**Data extract**
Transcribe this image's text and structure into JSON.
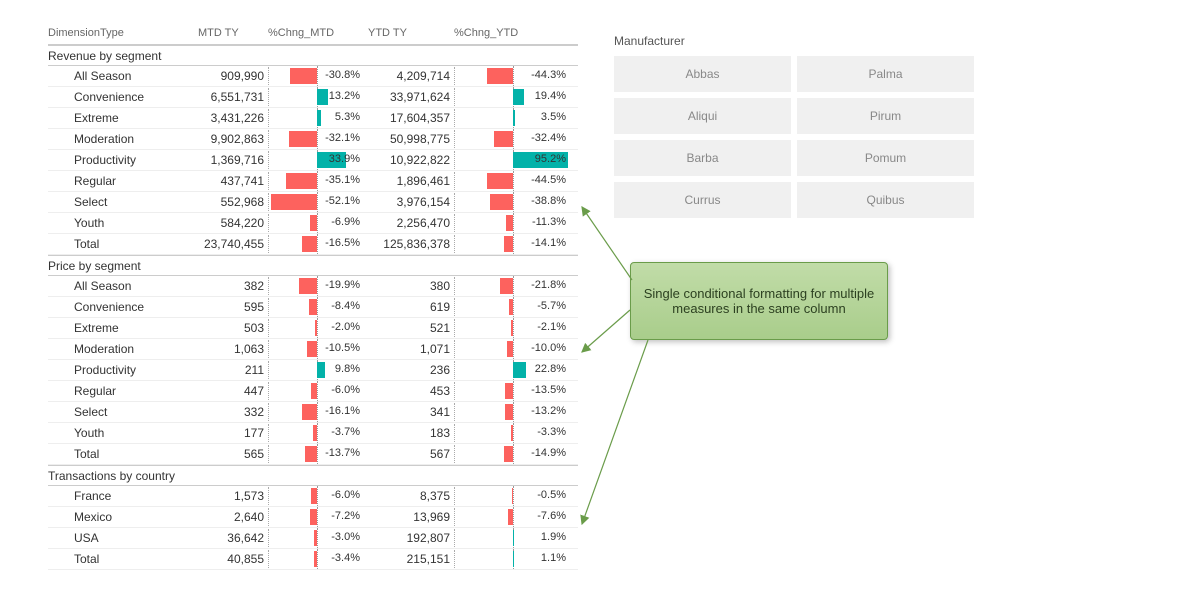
{
  "columns": {
    "dim": "DimensionType",
    "mtd": "MTD TY",
    "chmtd": "%Chng_MTD",
    "ytd": "YTD TY",
    "chytd": "%Chng_YTD"
  },
  "groups": [
    {
      "title": "Revenue by segment",
      "rows": [
        {
          "label": "All Season",
          "mtd": "909,990",
          "chmtd": -30.8,
          "chmtd_txt": "-30.8%",
          "ytd": "4,209,714",
          "chytd": -44.3,
          "chytd_txt": "-44.3%"
        },
        {
          "label": "Convenience",
          "mtd": "6,551,731",
          "chmtd": 13.2,
          "chmtd_txt": "13.2%",
          "ytd": "33,971,624",
          "chytd": 19.4,
          "chytd_txt": "19.4%"
        },
        {
          "label": "Extreme",
          "mtd": "3,431,226",
          "chmtd": 5.3,
          "chmtd_txt": "5.3%",
          "ytd": "17,604,357",
          "chytd": 3.5,
          "chytd_txt": "3.5%"
        },
        {
          "label": "Moderation",
          "mtd": "9,902,863",
          "chmtd": -32.1,
          "chmtd_txt": "-32.1%",
          "ytd": "50,998,775",
          "chytd": -32.4,
          "chytd_txt": "-32.4%"
        },
        {
          "label": "Productivity",
          "mtd": "1,369,716",
          "chmtd": 33.9,
          "chmtd_txt": "33.9%",
          "ytd": "10,922,822",
          "chytd": 95.2,
          "chytd_txt": "95.2%"
        },
        {
          "label": "Regular",
          "mtd": "437,741",
          "chmtd": -35.1,
          "chmtd_txt": "-35.1%",
          "ytd": "1,896,461",
          "chytd": -44.5,
          "chytd_txt": "-44.5%"
        },
        {
          "label": "Select",
          "mtd": "552,968",
          "chmtd": -52.1,
          "chmtd_txt": "-52.1%",
          "ytd": "3,976,154",
          "chytd": -38.8,
          "chytd_txt": "-38.8%"
        },
        {
          "label": "Youth",
          "mtd": "584,220",
          "chmtd": -6.9,
          "chmtd_txt": "-6.9%",
          "ytd": "2,256,470",
          "chytd": -11.3,
          "chytd_txt": "-11.3%"
        },
        {
          "label": "Total",
          "mtd": "23,740,455",
          "chmtd": -16.5,
          "chmtd_txt": "-16.5%",
          "ytd": "125,836,378",
          "chytd": -14.1,
          "chytd_txt": "-14.1%"
        }
      ]
    },
    {
      "title": "Price by segment",
      "rows": [
        {
          "label": "All Season",
          "mtd": "382",
          "chmtd": -19.9,
          "chmtd_txt": "-19.9%",
          "ytd": "380",
          "chytd": -21.8,
          "chytd_txt": "-21.8%"
        },
        {
          "label": "Convenience",
          "mtd": "595",
          "chmtd": -8.4,
          "chmtd_txt": "-8.4%",
          "ytd": "619",
          "chytd": -5.7,
          "chytd_txt": "-5.7%"
        },
        {
          "label": "Extreme",
          "mtd": "503",
          "chmtd": -2.0,
          "chmtd_txt": "-2.0%",
          "ytd": "521",
          "chytd": -2.1,
          "chytd_txt": "-2.1%"
        },
        {
          "label": "Moderation",
          "mtd": "1,063",
          "chmtd": -10.5,
          "chmtd_txt": "-10.5%",
          "ytd": "1,071",
          "chytd": -10.0,
          "chytd_txt": "-10.0%"
        },
        {
          "label": "Productivity",
          "mtd": "211",
          "chmtd": 9.8,
          "chmtd_txt": "9.8%",
          "ytd": "236",
          "chytd": 22.8,
          "chytd_txt": "22.8%"
        },
        {
          "label": "Regular",
          "mtd": "447",
          "chmtd": -6.0,
          "chmtd_txt": "-6.0%",
          "ytd": "453",
          "chytd": -13.5,
          "chytd_txt": "-13.5%"
        },
        {
          "label": "Select",
          "mtd": "332",
          "chmtd": -16.1,
          "chmtd_txt": "-16.1%",
          "ytd": "341",
          "chytd": -13.2,
          "chytd_txt": "-13.2%"
        },
        {
          "label": "Youth",
          "mtd": "177",
          "chmtd": -3.7,
          "chmtd_txt": "-3.7%",
          "ytd": "183",
          "chytd": -3.3,
          "chytd_txt": "-3.3%"
        },
        {
          "label": "Total",
          "mtd": "565",
          "chmtd": -13.7,
          "chmtd_txt": "-13.7%",
          "ytd": "567",
          "chytd": -14.9,
          "chytd_txt": "-14.9%"
        }
      ]
    },
    {
      "title": "Transactions by country",
      "rows": [
        {
          "label": "France",
          "mtd": "1,573",
          "chmtd": -6.0,
          "chmtd_txt": "-6.0%",
          "ytd": "8,375",
          "chytd": -0.5,
          "chytd_txt": "-0.5%"
        },
        {
          "label": "Mexico",
          "mtd": "2,640",
          "chmtd": -7.2,
          "chmtd_txt": "-7.2%",
          "ytd": "13,969",
          "chytd": -7.6,
          "chytd_txt": "-7.6%"
        },
        {
          "label": "USA",
          "mtd": "36,642",
          "chmtd": -3.0,
          "chmtd_txt": "-3.0%",
          "ytd": "192,807",
          "chytd": 1.9,
          "chytd_txt": "1.9%"
        },
        {
          "label": "Total",
          "mtd": "40,855",
          "chmtd": -3.4,
          "chmtd_txt": "-3.4%",
          "ytd": "215,151",
          "chytd": 1.1,
          "chytd_txt": "1.1%"
        }
      ]
    }
  ],
  "slicer": {
    "title": "Manufacturer",
    "items": [
      "Abbas",
      "Palma",
      "Aliqui",
      "Pirum",
      "Barba",
      "Pomum",
      "Currus",
      "Quibus"
    ]
  },
  "callout": "Single conditional formatting for multiple measures in the same column",
  "chart_data": {
    "type": "table",
    "note": "Matrix visual with inline data bars on %Chng_MTD and %Chng_YTD columns. Negative values red (#fd625e), positive teal (#03b2a9).",
    "mtd_scale_max_abs": 55,
    "ytd_scale_max_abs": 100
  }
}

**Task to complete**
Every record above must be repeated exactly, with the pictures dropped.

**Finished task**
Transcribe this image's text and structure into JSON.
{
  "columns": {
    "dim": "DimensionType",
    "mtd": "MTD TY",
    "chmtd": "%Chng_MTD",
    "ytd": "YTD TY",
    "chytd": "%Chng_YTD"
  },
  "groups": [
    {
      "title": "Revenue by segment",
      "rows": [
        {
          "label": "All Season",
          "mtd": "909,990",
          "chmtd": -30.8,
          "chmtd_txt": "-30.8%",
          "ytd": "4,209,714",
          "chytd": -44.3,
          "chytd_txt": "-44.3%"
        },
        {
          "label": "Convenience",
          "mtd": "6,551,731",
          "chmtd": 13.2,
          "chmtd_txt": "13.2%",
          "ytd": "33,971,624",
          "chytd": 19.4,
          "chytd_txt": "19.4%"
        },
        {
          "label": "Extreme",
          "mtd": "3,431,226",
          "chmtd": 5.3,
          "chmtd_txt": "5.3%",
          "ytd": "17,604,357",
          "chytd": 3.5,
          "chytd_txt": "3.5%"
        },
        {
          "label": "Moderation",
          "mtd": "9,902,863",
          "chmtd": -32.1,
          "chmtd_txt": "-32.1%",
          "ytd": "50,998,775",
          "chytd": -32.4,
          "chytd_txt": "-32.4%"
        },
        {
          "label": "Productivity",
          "mtd": "1,369,716",
          "chmtd": 33.9,
          "chmtd_txt": "33.9%",
          "ytd": "10,922,822",
          "chytd": 95.2,
          "chytd_txt": "95.2%"
        },
        {
          "label": "Regular",
          "mtd": "437,741",
          "chmtd": -35.1,
          "chmtd_txt": "-35.1%",
          "ytd": "1,896,461",
          "chytd": -44.5,
          "chytd_txt": "-44.5%"
        },
        {
          "label": "Select",
          "mtd": "552,968",
          "chmtd": -52.1,
          "chmtd_txt": "-52.1%",
          "ytd": "3,976,154",
          "chytd": -38.8,
          "chytd_txt": "-38.8%"
        },
        {
          "label": "Youth",
          "mtd": "584,220",
          "chmtd": -6.9,
          "chmtd_txt": "-6.9%",
          "ytd": "2,256,470",
          "chytd": -11.3,
          "chytd_txt": "-11.3%"
        },
        {
          "label": "Total",
          "mtd": "23,740,455",
          "chmtd": -16.5,
          "chmtd_txt": "-16.5%",
          "ytd": "125,836,378",
          "chytd": -14.1,
          "chytd_txt": "-14.1%"
        }
      ]
    },
    {
      "title": "Price by segment",
      "rows": [
        {
          "label": "All Season",
          "mtd": "382",
          "chmtd": -19.9,
          "chmtd_txt": "-19.9%",
          "ytd": "380",
          "chytd": -21.8,
          "chytd_txt": "-21.8%"
        },
        {
          "label": "Convenience",
          "mtd": "595",
          "chmtd": -8.4,
          "chmtd_txt": "-8.4%",
          "ytd": "619",
          "chytd": -5.7,
          "chytd_txt": "-5.7%"
        },
        {
          "label": "Extreme",
          "mtd": "503",
          "chmtd": -2.0,
          "chmtd_txt": "-2.0%",
          "ytd": "521",
          "chytd": -2.1,
          "chytd_txt": "-2.1%"
        },
        {
          "label": "Moderation",
          "mtd": "1,063",
          "chmtd": -10.5,
          "chmtd_txt": "-10.5%",
          "ytd": "1,071",
          "chytd": -10.0,
          "chytd_txt": "-10.0%"
        },
        {
          "label": "Productivity",
          "mtd": "211",
          "chmtd": 9.8,
          "chmtd_txt": "9.8%",
          "ytd": "236",
          "chytd": 22.8,
          "chytd_txt": "22.8%"
        },
        {
          "label": "Regular",
          "mtd": "447",
          "chmtd": -6.0,
          "chmtd_txt": "-6.0%",
          "ytd": "453",
          "chytd": -13.5,
          "chytd_txt": "-13.5%"
        },
        {
          "label": "Select",
          "mtd": "332",
          "chmtd": -16.1,
          "chmtd_txt": "-16.1%",
          "ytd": "341",
          "chytd": -13.2,
          "chytd_txt": "-13.2%"
        },
        {
          "label": "Youth",
          "mtd": "177",
          "chmtd": -3.7,
          "chmtd_txt": "-3.7%",
          "ytd": "183",
          "chytd": -3.3,
          "chytd_txt": "-3.3%"
        },
        {
          "label": "Total",
          "mtd": "565",
          "chmtd": -13.7,
          "chmtd_txt": "-13.7%",
          "ytd": "567",
          "chytd": -14.9,
          "chytd_txt": "-14.9%"
        }
      ]
    },
    {
      "title": "Transactions by country",
      "rows": [
        {
          "label": "France",
          "mtd": "1,573",
          "chmtd": -6.0,
          "chmtd_txt": "-6.0%",
          "ytd": "8,375",
          "chytd": -0.5,
          "chytd_txt": "-0.5%"
        },
        {
          "label": "Mexico",
          "mtd": "2,640",
          "chmtd": -7.2,
          "chmtd_txt": "-7.2%",
          "ytd": "13,969",
          "chytd": -7.6,
          "chytd_txt": "-7.6%"
        },
        {
          "label": "USA",
          "mtd": "36,642",
          "chmtd": -3.0,
          "chmtd_txt": "-3.0%",
          "ytd": "192,807",
          "chytd": 1.9,
          "chytd_txt": "1.9%"
        },
        {
          "label": "Total",
          "mtd": "40,855",
          "chmtd": -3.4,
          "chmtd_txt": "-3.4%",
          "ytd": "215,151",
          "chytd": 1.1,
          "chytd_txt": "1.1%"
        }
      ]
    }
  ],
  "slicer": {
    "title": "Manufacturer",
    "items": [
      "Abbas",
      "Palma",
      "Aliqui",
      "Pirum",
      "Barba",
      "Pomum",
      "Currus",
      "Quibus"
    ]
  },
  "callout": "Single conditional formatting for multiple measures in the same column",
  "chart_data": {
    "type": "table",
    "note": "Matrix visual with inline data bars on %Chng_MTD and %Chng_YTD columns. Negative values red (#fd625e), positive teal (#03b2a9).",
    "mtd_scale_max_abs": 55,
    "ytd_scale_max_abs": 100
  }
}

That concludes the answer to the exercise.